With the stimulus program ending next year, China’s government has to find new ways to stop pumping money into the system without causing a sharp reduction in growth, said Bloomberg.
According to Bloomberg, the country’s rebound has been powered by 4 trillion yuan ($586 billion) of spending on railways, roads, power plants and public housing.

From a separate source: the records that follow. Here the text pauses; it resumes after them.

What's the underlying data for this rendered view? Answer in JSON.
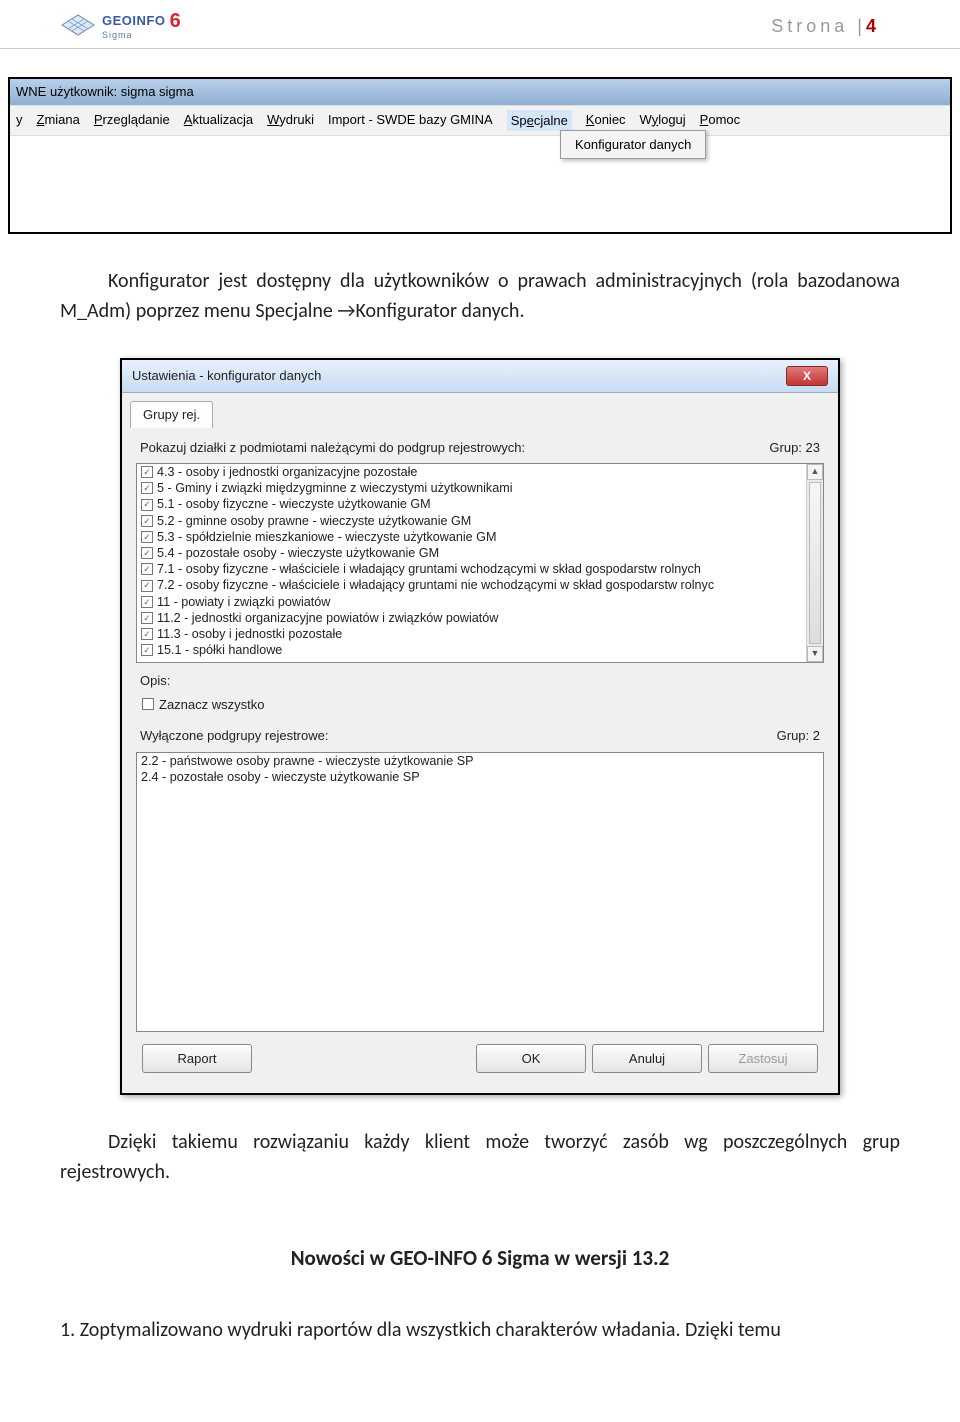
{
  "header": {
    "logo_text": "GEOINFO",
    "logo_sub": "Sigma",
    "logo_num": "6",
    "page_label": "Strona |",
    "page_num": "4"
  },
  "screenshot1": {
    "title": "WNE użytkownik: sigma sigma",
    "menu": {
      "zmiana": "Zmiana",
      "przegladanie": "Przeglądanie",
      "aktualizacja": "Aktualizacja",
      "wydruki": "Wydruki",
      "import": "Import - SWDE bazy GMINA",
      "specjalne": "Specjalne",
      "koniec": "Koniec",
      "wyloguj": "Wyloguj",
      "pomoc": "Pomoc"
    },
    "dropdown": "Konfigurator danych"
  },
  "para1": "Konfigurator jest dostępny dla użytkowników o prawach administracyjnych (rola bazodanowa M_Adm) poprzez menu Specjalne →Konfigurator danych.",
  "screenshot2": {
    "title": "Ustawienia - konfigurator danych",
    "tab": "Grupy rej.",
    "row1_label": "Pokazuj działki z podmiotami należącymi do podgrup rejestrowych:",
    "row1_count": "Grup: 23",
    "list1": [
      "4.3 - osoby i jednostki organizacyjne pozostałe",
      "5 - Gminy i związki międzygminne z wieczystymi użytkownikami",
      "5.1 - osoby fizyczne - wieczyste użytkowanie GM",
      "5.2 - gminne osoby prawne - wieczyste użytkowanie GM",
      "5.3 - spółdzielnie mieszkaniowe - wieczyste użytkowanie GM",
      "5.4 - pozostałe osoby - wieczyste użytkowanie GM",
      "7.1 - osoby fizyczne - właściciele i władający gruntami wchodzącymi w skład gospodarstw rolnych",
      "7.2 - osoby fizyczne - właściciele i władający gruntami nie wchodzącymi w skład gospodarstw rolnyc",
      "11 - powiaty i związki powiatów",
      "11.2 - jednostki organizacyjne powiatów i związków powiatów",
      "11.3 - osoby i jednostki pozostałe",
      "15.1 - spółki handlowe"
    ],
    "opis": "Opis:",
    "zaznacz": "Zaznacz wszystko",
    "row2_label": "Wyłączone podgrupy rejestrowe:",
    "row2_count": "Grup: 2",
    "list2": [
      "2.2 - państwowe osoby prawne - wieczyste użytkowanie SP",
      "2.4 - pozostałe osoby  - wieczyste użytkowanie SP"
    ],
    "buttons": {
      "raport": "Raport",
      "ok": "OK",
      "anuluj": "Anuluj",
      "zastosuj": "Zastosuj"
    }
  },
  "para2": "Dzięki takiemu rozwiązaniu każdy klient może tworzyć zasób wg poszczególnych grup rejestrowych.",
  "heading2": "Nowości w GEO-INFO 6 Sigma w wersji 13.2",
  "list_item1": "1.  Zoptymalizowano wydruki raportów dla wszystkich charakterów władania. Dzięki temu"
}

With the stimulus expiring next year, Premier Wen Jiabao needs to find new ways to sustain the expansion with increased consumer spending and the financing of small businesses.
“This has been growth on steroids,” Michael Pettis, a Peking University finance professor and former head of emerging markets at Bear Stearns & Co., told Bloomberg. “The question now is how to stop pumping so much money into the system without a sharp reduction in growth.”
Quoting a report by the Asian Development Bank, Bloomberg said that extending the stimulus for too long risks the diversion of funds into stocks and real estate, an erosion of bank asset quality and inflationary pressures. “Such a scenario might trigger a round of severe monetary tightening in the medium term that would pull growth down again,” the lender said.